THE FRESH FOOD FINANCING INITIATIVE (FFFI), the Pennsylvania program that has sparked development of supermarkets throughout the state, encompasses a cross-section of private and public funding.
It started in 2004 with a grant of $30 million from the state that extended over three years. The Reinvestment Fund, a community investment group based in Philadelphia, “pledged to match the public money 3-to-1 with private resources,” said Patricia Smith, TRF's director of special initiatives. To date, the group has raised more than $117 million in private funds earmarked for supermarket development, she said; so far $72.9 million in loans and $11.3 million in grants have been approved.

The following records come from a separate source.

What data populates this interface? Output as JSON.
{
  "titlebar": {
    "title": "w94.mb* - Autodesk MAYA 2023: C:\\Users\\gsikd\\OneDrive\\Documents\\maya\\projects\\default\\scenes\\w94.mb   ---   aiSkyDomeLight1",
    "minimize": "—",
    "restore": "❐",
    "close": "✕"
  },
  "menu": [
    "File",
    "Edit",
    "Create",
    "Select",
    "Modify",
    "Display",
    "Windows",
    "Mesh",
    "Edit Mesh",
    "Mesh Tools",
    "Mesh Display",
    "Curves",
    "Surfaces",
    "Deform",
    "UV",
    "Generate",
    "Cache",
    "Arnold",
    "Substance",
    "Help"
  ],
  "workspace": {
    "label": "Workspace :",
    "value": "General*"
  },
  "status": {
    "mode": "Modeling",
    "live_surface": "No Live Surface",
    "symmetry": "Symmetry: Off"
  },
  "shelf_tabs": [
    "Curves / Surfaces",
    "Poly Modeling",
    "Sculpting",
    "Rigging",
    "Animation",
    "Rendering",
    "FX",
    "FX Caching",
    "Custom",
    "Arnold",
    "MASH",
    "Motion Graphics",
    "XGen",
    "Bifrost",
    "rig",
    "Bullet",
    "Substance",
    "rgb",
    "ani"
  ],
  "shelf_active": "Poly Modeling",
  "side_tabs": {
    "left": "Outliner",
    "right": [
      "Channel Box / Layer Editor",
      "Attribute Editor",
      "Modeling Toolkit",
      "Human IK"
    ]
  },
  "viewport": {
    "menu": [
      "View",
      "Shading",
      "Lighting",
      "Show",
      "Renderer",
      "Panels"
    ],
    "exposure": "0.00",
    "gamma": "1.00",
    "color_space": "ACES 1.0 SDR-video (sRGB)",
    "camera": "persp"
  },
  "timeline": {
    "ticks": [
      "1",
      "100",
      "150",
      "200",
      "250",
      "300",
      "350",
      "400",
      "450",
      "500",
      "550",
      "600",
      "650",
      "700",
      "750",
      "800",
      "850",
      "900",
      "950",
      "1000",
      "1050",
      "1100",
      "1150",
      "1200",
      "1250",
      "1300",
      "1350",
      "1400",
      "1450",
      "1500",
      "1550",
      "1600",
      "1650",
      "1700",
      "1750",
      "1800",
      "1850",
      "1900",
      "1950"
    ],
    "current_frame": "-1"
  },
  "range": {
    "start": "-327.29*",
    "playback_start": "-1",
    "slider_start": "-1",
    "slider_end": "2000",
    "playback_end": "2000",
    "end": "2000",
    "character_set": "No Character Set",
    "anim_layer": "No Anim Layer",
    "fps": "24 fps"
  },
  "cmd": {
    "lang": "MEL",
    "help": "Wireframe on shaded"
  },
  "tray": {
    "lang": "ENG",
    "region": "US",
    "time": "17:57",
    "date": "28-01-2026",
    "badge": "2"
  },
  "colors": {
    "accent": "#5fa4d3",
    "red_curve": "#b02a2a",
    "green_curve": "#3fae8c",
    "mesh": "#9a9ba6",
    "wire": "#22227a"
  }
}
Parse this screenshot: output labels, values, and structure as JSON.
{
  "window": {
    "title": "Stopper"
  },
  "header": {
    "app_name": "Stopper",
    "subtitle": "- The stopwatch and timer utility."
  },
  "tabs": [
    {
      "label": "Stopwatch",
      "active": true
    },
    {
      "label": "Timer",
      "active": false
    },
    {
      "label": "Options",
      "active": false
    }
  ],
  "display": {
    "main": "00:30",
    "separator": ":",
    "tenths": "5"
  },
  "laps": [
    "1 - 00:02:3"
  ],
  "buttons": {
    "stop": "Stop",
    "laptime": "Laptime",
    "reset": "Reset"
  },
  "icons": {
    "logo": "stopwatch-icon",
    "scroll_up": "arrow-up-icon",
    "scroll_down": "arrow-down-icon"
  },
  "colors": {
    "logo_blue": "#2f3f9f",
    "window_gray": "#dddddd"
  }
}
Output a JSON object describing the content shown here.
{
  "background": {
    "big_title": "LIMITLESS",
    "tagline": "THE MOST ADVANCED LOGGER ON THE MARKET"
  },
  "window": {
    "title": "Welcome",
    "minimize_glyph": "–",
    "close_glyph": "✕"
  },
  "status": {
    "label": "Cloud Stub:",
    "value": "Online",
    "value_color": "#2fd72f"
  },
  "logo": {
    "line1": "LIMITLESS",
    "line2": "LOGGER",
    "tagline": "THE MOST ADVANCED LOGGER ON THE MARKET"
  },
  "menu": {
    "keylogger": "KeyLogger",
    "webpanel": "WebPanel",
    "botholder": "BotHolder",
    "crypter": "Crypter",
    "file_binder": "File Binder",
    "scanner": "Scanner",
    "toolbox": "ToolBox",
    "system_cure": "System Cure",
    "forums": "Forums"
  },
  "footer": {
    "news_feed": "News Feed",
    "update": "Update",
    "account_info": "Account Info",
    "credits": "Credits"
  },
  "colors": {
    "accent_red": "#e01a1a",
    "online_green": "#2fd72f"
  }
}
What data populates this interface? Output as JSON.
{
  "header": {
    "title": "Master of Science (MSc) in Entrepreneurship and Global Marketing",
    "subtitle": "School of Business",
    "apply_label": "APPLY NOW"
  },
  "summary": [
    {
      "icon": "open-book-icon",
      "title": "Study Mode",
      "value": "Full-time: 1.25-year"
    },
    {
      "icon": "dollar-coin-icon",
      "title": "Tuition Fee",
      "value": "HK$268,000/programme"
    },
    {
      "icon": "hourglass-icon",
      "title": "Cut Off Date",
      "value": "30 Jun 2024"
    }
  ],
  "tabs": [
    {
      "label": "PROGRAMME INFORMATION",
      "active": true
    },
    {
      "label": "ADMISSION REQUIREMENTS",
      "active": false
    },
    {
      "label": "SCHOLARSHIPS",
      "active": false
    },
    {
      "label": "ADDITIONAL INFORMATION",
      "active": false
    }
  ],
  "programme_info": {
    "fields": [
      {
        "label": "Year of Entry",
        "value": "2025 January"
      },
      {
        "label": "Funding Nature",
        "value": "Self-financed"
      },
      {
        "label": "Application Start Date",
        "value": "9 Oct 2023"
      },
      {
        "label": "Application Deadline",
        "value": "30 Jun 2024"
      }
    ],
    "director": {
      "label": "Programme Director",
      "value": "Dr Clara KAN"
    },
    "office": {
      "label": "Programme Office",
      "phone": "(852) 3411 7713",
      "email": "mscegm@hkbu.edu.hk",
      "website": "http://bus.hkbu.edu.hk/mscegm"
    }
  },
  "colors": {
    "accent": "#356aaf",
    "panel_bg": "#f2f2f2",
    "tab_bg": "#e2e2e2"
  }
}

The state grant was used in part to create a $40 million pool of loan capital from six financial institutions, managed by JP Morgan Chase bank. TRF has also provided $1.4 million from its own Core Loan Fund. In addition, TRF was also able to attract private investment from food retailers and developers by incorporating the federal New Markets Tax Program, which enables companies to get federal tax credits for investing in projects in economically distressed communities. “We were able to create tax credit pools that spread out the risk among a number of investors,” Smith said.
Retail operators and developers also contributed to the program in return for direct grants. “An applicant has to put some money on the table,” Smith said.
Start-up costs are the chief target of FFFI financing. “If we can help operators and developers overcome that barrier, it levels the playing field,” Smith said.
Smith pointed out that the success of the program stems from its flexibility. “We worked closely with operators and developers to see what their financial needs were and come up with the right mix of financial products to address their needs,” she said.